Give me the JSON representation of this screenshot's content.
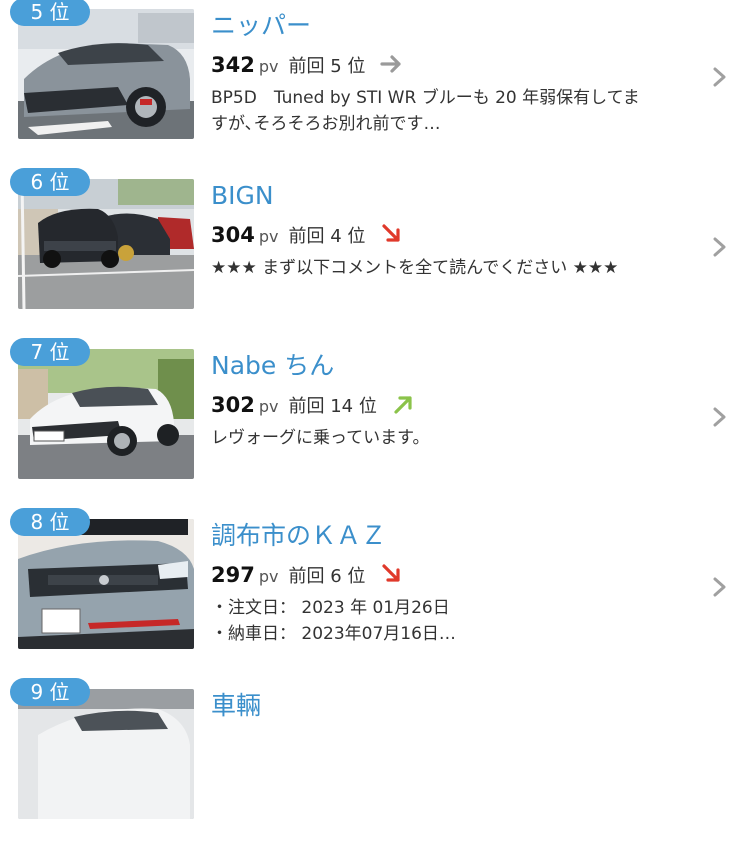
{
  "items": [
    {
      "rank": "5 位",
      "name": "ニッパー",
      "pv": "342",
      "pv_unit": "pv",
      "previous": "前回 5 位",
      "trend": "same",
      "description": [
        "BP5D　Tuned by STI WR ブルーも 20 年弱保有してま",
        "すが､そろそろお別れ前です…"
      ]
    },
    {
      "rank": "6 位",
      "name": "BIGN",
      "pv": "304",
      "pv_unit": "pv",
      "previous": "前回 4 位",
      "trend": "down",
      "description": [
        "★★★ まず以下コメントを全て読んでください ★★★"
      ]
    },
    {
      "rank": "7 位",
      "name": "Nabe ちん",
      "pv": "302",
      "pv_unit": "pv",
      "previous": "前回 14 位",
      "trend": "up",
      "description": [
        "レヴォーグに乗っています。"
      ]
    },
    {
      "rank": "8 位",
      "name": "調布市のＫＡＺ",
      "pv": "297",
      "pv_unit": "pv",
      "previous": "前回 6 位",
      "trend": "down",
      "description": [
        "・注文日：  2023 年 01月26日",
        "・納車日：  2023年07月16日…"
      ]
    },
    {
      "rank": "9 位",
      "name": "車輛",
      "pv": "",
      "pv_unit": "",
      "previous": "",
      "trend": "up",
      "description": []
    }
  ],
  "colors": {
    "badge": "#4a9fd9",
    "name": "#3b8fcb",
    "trend_same": "#9a9a9a",
    "trend_down": "#e0392b",
    "trend_up": "#8bc34a",
    "chevron": "#a0a0a0"
  },
  "icons": {
    "trend_same": "arrow-right-icon",
    "trend_down": "arrow-down-right-icon",
    "trend_up": "arrow-up-right-icon",
    "chevron": "chevron-right-icon"
  }
}
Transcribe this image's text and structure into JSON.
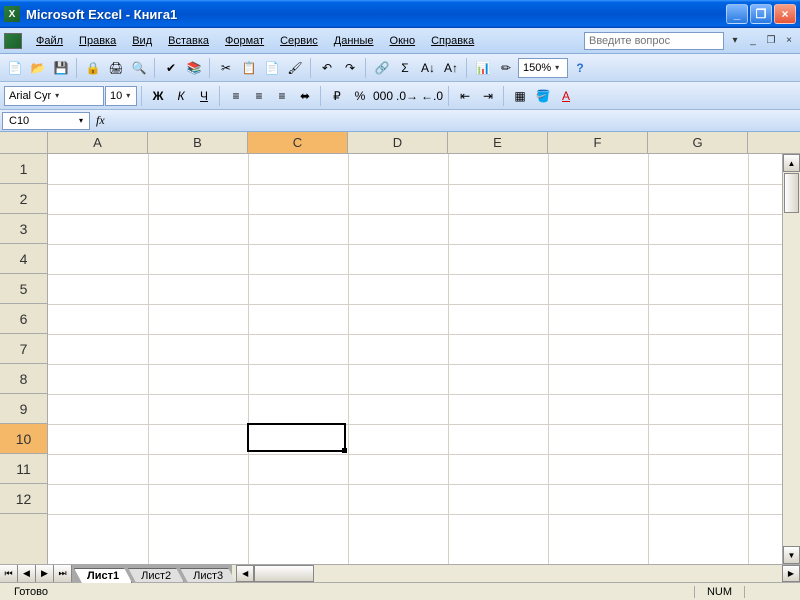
{
  "titlebar": {
    "title": "Microsoft Excel - Книга1"
  },
  "menu": {
    "file": "Файл",
    "edit": "Правка",
    "view": "Вид",
    "insert": "Вставка",
    "format": "Формат",
    "tools": "Сервис",
    "data": "Данные",
    "window": "Окно",
    "help": "Справка",
    "question_placeholder": "Введите вопрос"
  },
  "toolbar1": {
    "zoom": "150%"
  },
  "toolbar2": {
    "font_name": "Arial Cyr",
    "font_size": "10",
    "bold": "Ж",
    "italic": "К",
    "underline": "Ч"
  },
  "formulabar": {
    "namebox": "C10",
    "fx": "fx",
    "formula": ""
  },
  "grid": {
    "columns": [
      "A",
      "B",
      "C",
      "D",
      "E",
      "F",
      "G"
    ],
    "rows": [
      "1",
      "2",
      "3",
      "4",
      "5",
      "6",
      "7",
      "8",
      "9",
      "10",
      "11",
      "12"
    ],
    "selected_col_index": 2,
    "selected_row_index": 9
  },
  "sheets": {
    "tabs": [
      "Лист1",
      "Лист2",
      "Лист3"
    ],
    "active": 0
  },
  "status": {
    "ready": "Готово",
    "num": "NUM"
  }
}
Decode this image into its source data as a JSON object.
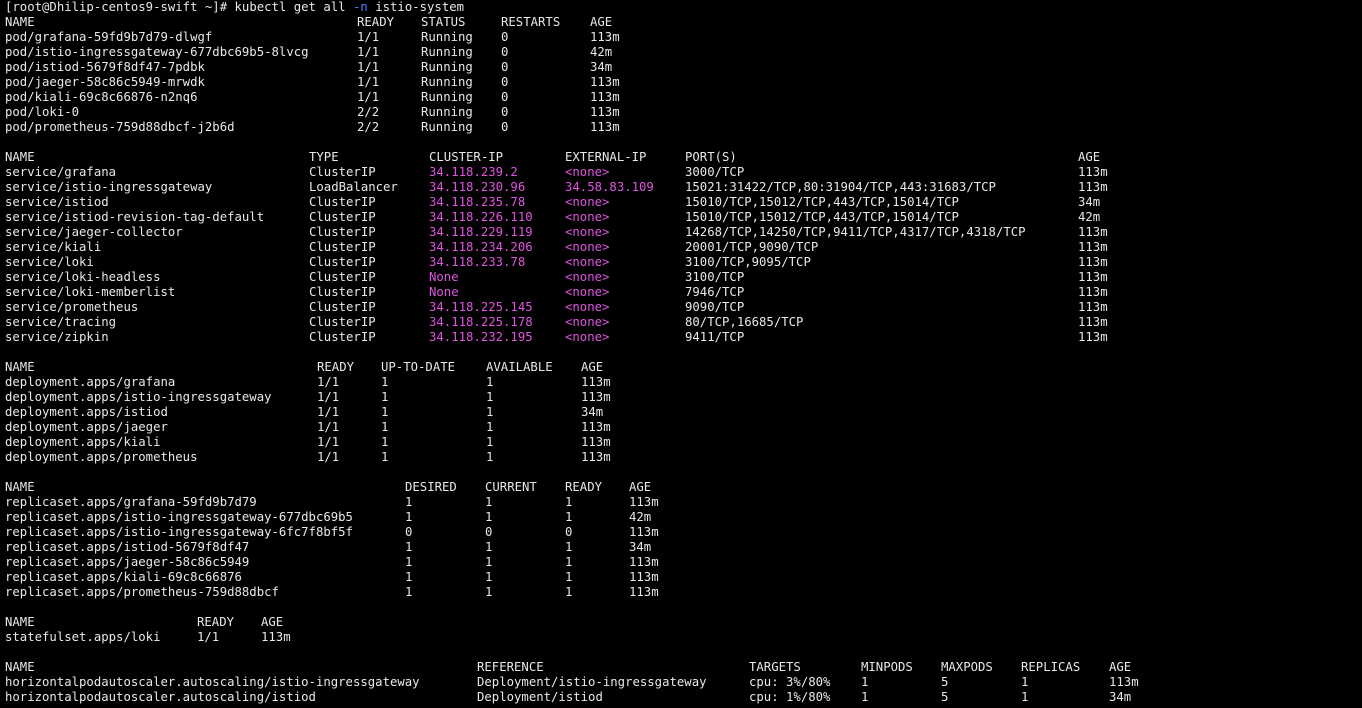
{
  "colors": {
    "background": "#000000",
    "text": "#e8e8e8",
    "flag": "#4f7fff",
    "ip": "#e055e0"
  },
  "prompt": {
    "user_host": "[root@Dhilip-centos9-swift ~]# ",
    "cmd_a": "kubectl get all ",
    "flag": "-n",
    "cmd_b": " istio-system"
  },
  "pods": {
    "headers": [
      "NAME",
      "READY",
      "STATUS",
      "RESTARTS",
      "AGE"
    ],
    "rows": [
      [
        "pod/grafana-59fd9b7d79-dlwgf",
        "1/1",
        "Running",
        "0",
        "113m"
      ],
      [
        "pod/istio-ingressgateway-677dbc69b5-8lvcg",
        "1/1",
        "Running",
        "0",
        "42m"
      ],
      [
        "pod/istiod-5679f8df47-7pdbk",
        "1/1",
        "Running",
        "0",
        "34m"
      ],
      [
        "pod/jaeger-58c86c5949-mrwdk",
        "1/1",
        "Running",
        "0",
        "113m"
      ],
      [
        "pod/kiali-69c8c66876-n2nq6",
        "1/1",
        "Running",
        "0",
        "113m"
      ],
      [
        "pod/loki-0",
        "2/2",
        "Running",
        "0",
        "113m"
      ],
      [
        "pod/prometheus-759d88dbcf-j2b6d",
        "2/2",
        "Running",
        "0",
        "113m"
      ]
    ]
  },
  "services": {
    "headers": [
      "NAME",
      "TYPE",
      "CLUSTER-IP",
      "EXTERNAL-IP",
      "PORT(S)",
      "AGE"
    ],
    "rows": [
      [
        "service/grafana",
        "ClusterIP",
        "34.118.239.2",
        "<none>",
        "3000/TCP",
        "113m"
      ],
      [
        "service/istio-ingressgateway",
        "LoadBalancer",
        "34.118.230.96",
        "34.58.83.109",
        "15021:31422/TCP,80:31904/TCP,443:31683/TCP",
        "113m"
      ],
      [
        "service/istiod",
        "ClusterIP",
        "34.118.235.78",
        "<none>",
        "15010/TCP,15012/TCP,443/TCP,15014/TCP",
        "34m"
      ],
      [
        "service/istiod-revision-tag-default",
        "ClusterIP",
        "34.118.226.110",
        "<none>",
        "15010/TCP,15012/TCP,443/TCP,15014/TCP",
        "42m"
      ],
      [
        "service/jaeger-collector",
        "ClusterIP",
        "34.118.229.119",
        "<none>",
        "14268/TCP,14250/TCP,9411/TCP,4317/TCP,4318/TCP",
        "113m"
      ],
      [
        "service/kiali",
        "ClusterIP",
        "34.118.234.206",
        "<none>",
        "20001/TCP,9090/TCP",
        "113m"
      ],
      [
        "service/loki",
        "ClusterIP",
        "34.118.233.78",
        "<none>",
        "3100/TCP,9095/TCP",
        "113m"
      ],
      [
        "service/loki-headless",
        "ClusterIP",
        "None",
        "<none>",
        "3100/TCP",
        "113m"
      ],
      [
        "service/loki-memberlist",
        "ClusterIP",
        "None",
        "<none>",
        "7946/TCP",
        "113m"
      ],
      [
        "service/prometheus",
        "ClusterIP",
        "34.118.225.145",
        "<none>",
        "9090/TCP",
        "113m"
      ],
      [
        "service/tracing",
        "ClusterIP",
        "34.118.225.178",
        "<none>",
        "80/TCP,16685/TCP",
        "113m"
      ],
      [
        "service/zipkin",
        "ClusterIP",
        "34.118.232.195",
        "<none>",
        "9411/TCP",
        "113m"
      ]
    ]
  },
  "deployments": {
    "headers": [
      "NAME",
      "READY",
      "UP-TO-DATE",
      "AVAILABLE",
      "AGE"
    ],
    "rows": [
      [
        "deployment.apps/grafana",
        "1/1",
        "1",
        "1",
        "113m"
      ],
      [
        "deployment.apps/istio-ingressgateway",
        "1/1",
        "1",
        "1",
        "113m"
      ],
      [
        "deployment.apps/istiod",
        "1/1",
        "1",
        "1",
        "34m"
      ],
      [
        "deployment.apps/jaeger",
        "1/1",
        "1",
        "1",
        "113m"
      ],
      [
        "deployment.apps/kiali",
        "1/1",
        "1",
        "1",
        "113m"
      ],
      [
        "deployment.apps/prometheus",
        "1/1",
        "1",
        "1",
        "113m"
      ]
    ]
  },
  "replicasets": {
    "headers": [
      "NAME",
      "DESIRED",
      "CURRENT",
      "READY",
      "AGE"
    ],
    "rows": [
      [
        "replicaset.apps/grafana-59fd9b7d79",
        "1",
        "1",
        "1",
        "113m"
      ],
      [
        "replicaset.apps/istio-ingressgateway-677dbc69b5",
        "1",
        "1",
        "1",
        "42m"
      ],
      [
        "replicaset.apps/istio-ingressgateway-6fc7f8bf5f",
        "0",
        "0",
        "0",
        "113m"
      ],
      [
        "replicaset.apps/istiod-5679f8df47",
        "1",
        "1",
        "1",
        "34m"
      ],
      [
        "replicaset.apps/jaeger-58c86c5949",
        "1",
        "1",
        "1",
        "113m"
      ],
      [
        "replicaset.apps/kiali-69c8c66876",
        "1",
        "1",
        "1",
        "113m"
      ],
      [
        "replicaset.apps/prometheus-759d88dbcf",
        "1",
        "1",
        "1",
        "113m"
      ]
    ]
  },
  "statefulsets": {
    "headers": [
      "NAME",
      "READY",
      "AGE"
    ],
    "rows": [
      [
        "statefulset.apps/loki",
        "1/1",
        "113m"
      ]
    ]
  },
  "hpas": {
    "headers": [
      "NAME",
      "REFERENCE",
      "TARGETS",
      "MINPODS",
      "MAXPODS",
      "REPLICAS",
      "AGE"
    ],
    "rows": [
      [
        "horizontalpodautoscaler.autoscaling/istio-ingressgateway",
        "Deployment/istio-ingressgateway",
        "cpu: 3%/80%",
        "1",
        "5",
        "1",
        "113m"
      ],
      [
        "horizontalpodautoscaler.autoscaling/istiod",
        "Deployment/istiod",
        "cpu: 1%/80%",
        "1",
        "5",
        "1",
        "34m"
      ]
    ]
  }
}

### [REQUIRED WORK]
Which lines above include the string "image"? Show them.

### [RESULT FOR THIS EXERCISE]
Transcribe this image's text and structure into JSON.
Decode this image into its source data as a JSON object.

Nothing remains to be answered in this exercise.